Whether they eat it, get entangled in it or are poisoned by it, wild animals are injured or killed by garbage every day. With spring (and spring cleaning) upon us, now is the perfect time to reflect on the impact our trash has on wildlife and what we can do to help.
“Some people just don’t see the harm in littering or not recycling,” says Meghann Cant, BC SPCA animal welfare educator. “The truth is even a single piece of litter can be very dangerous.” And not all littering is intentional. Garbage can easily be spilled when the truck comes around on pick-up day, or animals such as crows, raccoons and skunks can get into a trash bag and spread garbage around as they forage for food.
Trash on the ground harms birds and land animals, but can also wash into storm drains and eventually end up in streams, rivers, lakes and oceans, where it causes further injury to aquatic animals.
“Items such as cigarette butts, plastic caps and lids, and plastic bags are choking hazards,” says Cant. “Animals evolved in an environment without indigestible plastics.” Should an animal mistake a plastic cap for food and manage to swallow it, the danger isn’t over – these items can cause life-threatening blockages of the animal’s digestive system. Plastic items can also accumulate in the stomach, preventing the animal from eating real food. Eventually they die with stomachs full of plastic.
This fortunate skunk was rescued. Photo credit: Tracy Riddell.
Jars and bottles often become death traps for unsuspecting animals who try to get at the food scraps inside. Once trapped, animals struggle to remove the item but if unsuccessful, starve to death. “It’s a torturous way to die,” says Cant. Animals can also be injured as they frantically try to free themselves. “A lucky few are found before it’s too late,” Cant says. “They are taken to a wildlife rehabilitation centre to recover – often from deep neck wounds.”
A gull caught in a six-pack ring. Photo credit: Wildlife Rescue Association.
Out in the water is a different story. Injured animals are much less likely to be found and rescued. Items like six-pack rings and discarded fishing line can entangle birds, fish, turtles and other wildlife. Animals can be strangled or drown. These items can also wrap tightly and painfully around animals, cutting into wings and legs and preventing them from feeding or moving properly. Animals can develop fatal infections, lose limbs or starve.

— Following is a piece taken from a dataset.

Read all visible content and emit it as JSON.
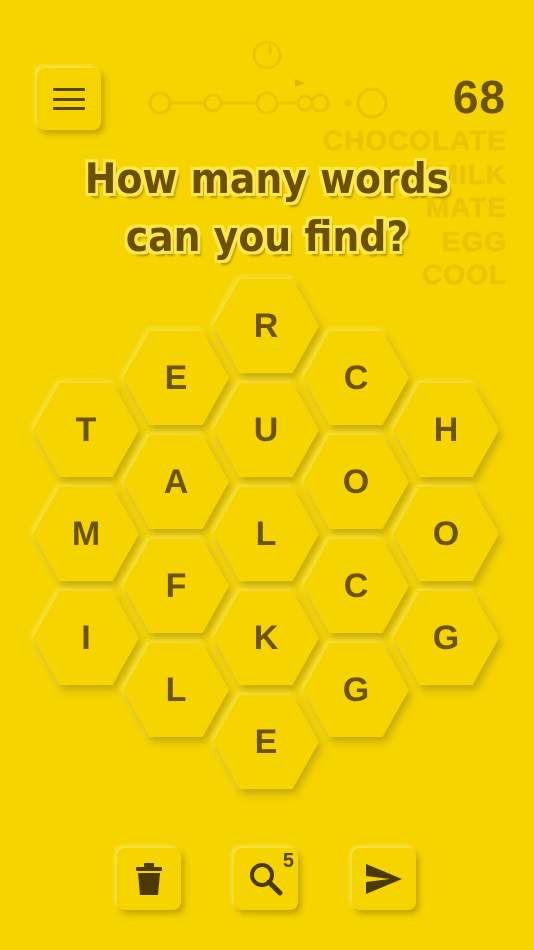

“The good news is that you can make a difference,” urges Cant. “Ask your family, friends or coworkers to join you in a shoreline cleanup, and be part of the global effort to rid our beaches and oceans of trash.” Visit shorelinecleanup.ca for details. “You can also commit to picking up litter by adopting a street, trail, park or section of highway,” adds Cant. Check out your city’s website for more information on your local Adopt-a-Program.
To make a day-to-day difference, Cant suggests taking these simple actions:
- Recycle as many plastic products as you can.
- Buy things with less packaging.
- Cut all six-pack rings so animals can’t be caught in them.
- Avoid products that come in plastics you cannot reuse or recycle.
- Bring your own cloth bags when you go to the grocery store.
- Ask your local grocery store to promote cloth bags.
- Pack your lunch in a reusable lunch bag with reusable containers.
- Use refillable water bottles instead of buying bottled water.
“If we each do our part,” says Cant, “we can prevent animals from suffering. Plus, who doesn’t like the feeling of a ‘job well done’ when you look back at the strip of beach or boulevard you’ve just cleaned up?”
After recovering from deep neck wounds caused by a bubble
tea lid, this skunk was released. Photo credit: Wildlife Rescue Association.
The BC SPCA is a non-profit organization funded primarily by public donations. Our mission is to prevent cruelty and to promote the welfare of animals through a wide range of services, including cruelty investigations, emergency rescue and treatment, sheltering and adoption of homeless and abused animals, humane education, advocacy, farm animal welfare, spay/neuter programs, and wildlife rescue and rehabilitation.